That’s very interesting, I don’t know if I have a favorite thing. In some ways, I’d like to be more involved in it, but there’s only so much I can bring myself to doing. You know, I don’t know what to say at this point whether it is damaging to us or not, but one thing I know for sure, it is radically restructuring our lives, our relationships, about who we are, what we are. I just read a beautiful essay on the web; the idea there was basically saying that in the old days when we fell in love with somebody and the relationship stopped or broke, then the memories and the presence of these people used to fade away from our lives. Like old photographs all lovers and old friends should just disappear, they fade away. They should not be part of your social circles. They know what you’re doing now, whom you’re going out with, and so on and so forth. There’s no kind of moving on. It’s literally a circle. Time doesn’t have any progression anymore. We’re just in the same rut. So if you are 15 you do this and that, and you’re 30 and you’re still going to do this because friends are not going to leave you, they’re not going to die on you, they’re not going to go away. So your employer is going to think that what you did when you were 15 is your present. So the present is permanent. And I think we may feel good now but it is dangerous. To me, it’s a radical reconstruction of our psyche and consciousness. I don’t see any particularly positive thing in it at this point. If there is some then I’m listening and watching to see.
Another one of our topics is a sarcastic article about our favorite things about winter, but we actually all hate winter, so do you have a favorite or least favorite thing about winter?
One of my best things to wear in winter is my bathrobe at home because it’s the warmest. I can go anywhere; it’s really soft, cushiony. It just feels fantastic; so I can sit on the couch, go to my desk, I can write, I can do anything I want. I wish I could just be in it all day. You know what I mean? Winter is just layers and layers and layers and layers and layer and layers and it’s just not worth it. I’m sure everybody has a similar complaint. That’s the worst, and of course the dry heat. Yeah, that’s awful. It makes it uncomfortable.
That is all the fascinating insight I got from Dr. Deshpande this time around.

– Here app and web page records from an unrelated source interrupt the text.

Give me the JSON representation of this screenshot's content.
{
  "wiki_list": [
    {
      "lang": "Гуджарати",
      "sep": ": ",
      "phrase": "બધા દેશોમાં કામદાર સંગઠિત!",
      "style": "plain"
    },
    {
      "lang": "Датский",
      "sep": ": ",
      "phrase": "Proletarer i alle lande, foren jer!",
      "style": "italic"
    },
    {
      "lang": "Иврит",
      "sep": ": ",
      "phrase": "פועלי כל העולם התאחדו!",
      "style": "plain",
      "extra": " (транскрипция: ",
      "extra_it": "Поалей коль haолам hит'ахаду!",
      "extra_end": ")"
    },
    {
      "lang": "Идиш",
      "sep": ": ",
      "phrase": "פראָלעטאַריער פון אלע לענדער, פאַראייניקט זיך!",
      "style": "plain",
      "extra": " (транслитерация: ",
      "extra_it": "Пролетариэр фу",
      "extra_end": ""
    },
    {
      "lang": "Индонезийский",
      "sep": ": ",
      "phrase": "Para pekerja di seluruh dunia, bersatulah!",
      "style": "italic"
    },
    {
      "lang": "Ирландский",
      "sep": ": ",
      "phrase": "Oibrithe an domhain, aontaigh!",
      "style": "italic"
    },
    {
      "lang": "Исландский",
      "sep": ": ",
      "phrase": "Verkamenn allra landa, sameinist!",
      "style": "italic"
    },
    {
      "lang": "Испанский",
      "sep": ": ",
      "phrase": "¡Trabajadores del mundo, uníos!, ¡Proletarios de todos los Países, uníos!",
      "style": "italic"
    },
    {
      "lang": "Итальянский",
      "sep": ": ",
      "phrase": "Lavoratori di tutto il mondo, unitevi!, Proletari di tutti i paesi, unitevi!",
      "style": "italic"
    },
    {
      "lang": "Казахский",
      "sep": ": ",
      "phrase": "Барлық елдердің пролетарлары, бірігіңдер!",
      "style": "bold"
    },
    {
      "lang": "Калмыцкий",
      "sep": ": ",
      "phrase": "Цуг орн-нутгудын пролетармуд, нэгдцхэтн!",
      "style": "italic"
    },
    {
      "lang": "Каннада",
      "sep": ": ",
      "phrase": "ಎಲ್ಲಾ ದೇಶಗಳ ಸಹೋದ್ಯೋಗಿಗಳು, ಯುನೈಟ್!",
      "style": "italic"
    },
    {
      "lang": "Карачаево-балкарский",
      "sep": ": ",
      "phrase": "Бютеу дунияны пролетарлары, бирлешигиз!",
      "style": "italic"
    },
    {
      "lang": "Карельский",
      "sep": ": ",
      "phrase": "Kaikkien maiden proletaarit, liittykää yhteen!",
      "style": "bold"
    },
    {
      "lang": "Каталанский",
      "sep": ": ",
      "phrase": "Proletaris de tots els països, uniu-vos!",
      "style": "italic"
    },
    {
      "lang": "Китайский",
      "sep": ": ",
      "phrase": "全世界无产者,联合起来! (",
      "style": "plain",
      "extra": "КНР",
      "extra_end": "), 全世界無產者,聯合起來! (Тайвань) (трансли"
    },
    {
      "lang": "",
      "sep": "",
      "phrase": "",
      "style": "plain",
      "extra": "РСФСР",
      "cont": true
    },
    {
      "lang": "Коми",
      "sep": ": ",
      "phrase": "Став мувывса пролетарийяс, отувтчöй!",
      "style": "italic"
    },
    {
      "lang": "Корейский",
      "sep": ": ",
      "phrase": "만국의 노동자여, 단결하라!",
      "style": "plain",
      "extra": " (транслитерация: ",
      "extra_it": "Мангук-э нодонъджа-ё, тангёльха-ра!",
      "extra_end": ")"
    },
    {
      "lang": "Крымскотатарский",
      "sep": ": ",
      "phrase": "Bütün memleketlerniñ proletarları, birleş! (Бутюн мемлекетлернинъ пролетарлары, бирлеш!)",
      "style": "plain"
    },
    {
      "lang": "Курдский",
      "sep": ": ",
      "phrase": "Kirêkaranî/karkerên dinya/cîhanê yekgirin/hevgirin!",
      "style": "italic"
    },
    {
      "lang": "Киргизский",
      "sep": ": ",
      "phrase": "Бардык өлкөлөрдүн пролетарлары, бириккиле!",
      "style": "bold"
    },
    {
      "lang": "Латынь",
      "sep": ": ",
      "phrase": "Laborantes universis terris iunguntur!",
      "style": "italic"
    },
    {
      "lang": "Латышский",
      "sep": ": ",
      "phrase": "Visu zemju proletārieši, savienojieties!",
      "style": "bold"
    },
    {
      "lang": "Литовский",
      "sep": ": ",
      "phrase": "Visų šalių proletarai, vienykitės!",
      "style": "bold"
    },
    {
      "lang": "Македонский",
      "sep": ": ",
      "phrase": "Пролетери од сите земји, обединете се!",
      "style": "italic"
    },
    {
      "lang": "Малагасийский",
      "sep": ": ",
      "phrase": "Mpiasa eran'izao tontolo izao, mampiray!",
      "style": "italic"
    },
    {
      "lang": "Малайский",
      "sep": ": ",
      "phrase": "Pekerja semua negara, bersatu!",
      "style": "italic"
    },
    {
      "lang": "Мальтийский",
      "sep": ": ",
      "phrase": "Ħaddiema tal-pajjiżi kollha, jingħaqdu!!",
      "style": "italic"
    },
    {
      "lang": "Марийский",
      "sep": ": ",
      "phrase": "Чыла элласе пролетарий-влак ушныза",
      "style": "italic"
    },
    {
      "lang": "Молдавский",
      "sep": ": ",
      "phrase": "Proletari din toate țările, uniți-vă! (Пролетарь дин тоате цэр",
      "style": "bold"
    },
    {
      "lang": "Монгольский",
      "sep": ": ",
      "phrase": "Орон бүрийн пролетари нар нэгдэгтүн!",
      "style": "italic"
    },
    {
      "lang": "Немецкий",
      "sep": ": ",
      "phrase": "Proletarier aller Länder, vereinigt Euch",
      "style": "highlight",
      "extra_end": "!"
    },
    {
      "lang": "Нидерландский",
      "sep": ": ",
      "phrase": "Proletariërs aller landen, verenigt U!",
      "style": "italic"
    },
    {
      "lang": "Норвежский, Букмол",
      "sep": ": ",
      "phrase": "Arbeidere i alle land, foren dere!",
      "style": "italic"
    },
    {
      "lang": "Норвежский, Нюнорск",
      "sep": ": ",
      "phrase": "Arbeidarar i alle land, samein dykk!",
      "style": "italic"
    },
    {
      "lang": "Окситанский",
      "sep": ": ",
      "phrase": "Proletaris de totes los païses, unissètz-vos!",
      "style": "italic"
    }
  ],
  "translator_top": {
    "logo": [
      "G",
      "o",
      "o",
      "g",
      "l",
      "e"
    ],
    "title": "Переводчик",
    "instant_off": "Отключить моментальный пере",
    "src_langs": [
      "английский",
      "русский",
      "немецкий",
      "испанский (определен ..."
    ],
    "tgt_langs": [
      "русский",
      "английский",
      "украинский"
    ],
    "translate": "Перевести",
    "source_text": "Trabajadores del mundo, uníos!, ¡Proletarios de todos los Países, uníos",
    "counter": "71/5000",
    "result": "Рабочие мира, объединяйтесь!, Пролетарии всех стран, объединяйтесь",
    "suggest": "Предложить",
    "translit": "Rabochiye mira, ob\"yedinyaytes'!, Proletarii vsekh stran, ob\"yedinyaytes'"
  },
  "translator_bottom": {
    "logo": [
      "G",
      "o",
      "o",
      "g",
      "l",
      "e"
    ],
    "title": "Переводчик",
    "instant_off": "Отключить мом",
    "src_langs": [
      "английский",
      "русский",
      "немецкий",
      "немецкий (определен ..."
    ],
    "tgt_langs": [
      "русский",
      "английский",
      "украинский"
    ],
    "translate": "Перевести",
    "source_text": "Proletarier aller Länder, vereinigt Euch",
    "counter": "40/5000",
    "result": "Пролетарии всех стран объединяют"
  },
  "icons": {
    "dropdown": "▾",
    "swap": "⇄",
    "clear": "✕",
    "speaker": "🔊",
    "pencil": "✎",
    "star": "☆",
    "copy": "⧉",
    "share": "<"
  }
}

If you are not lucky enough to have or have had Dr. Shekhar Deshpande as a professor and are interested in hearing more, check out his website: http://shekhardeshpande.com/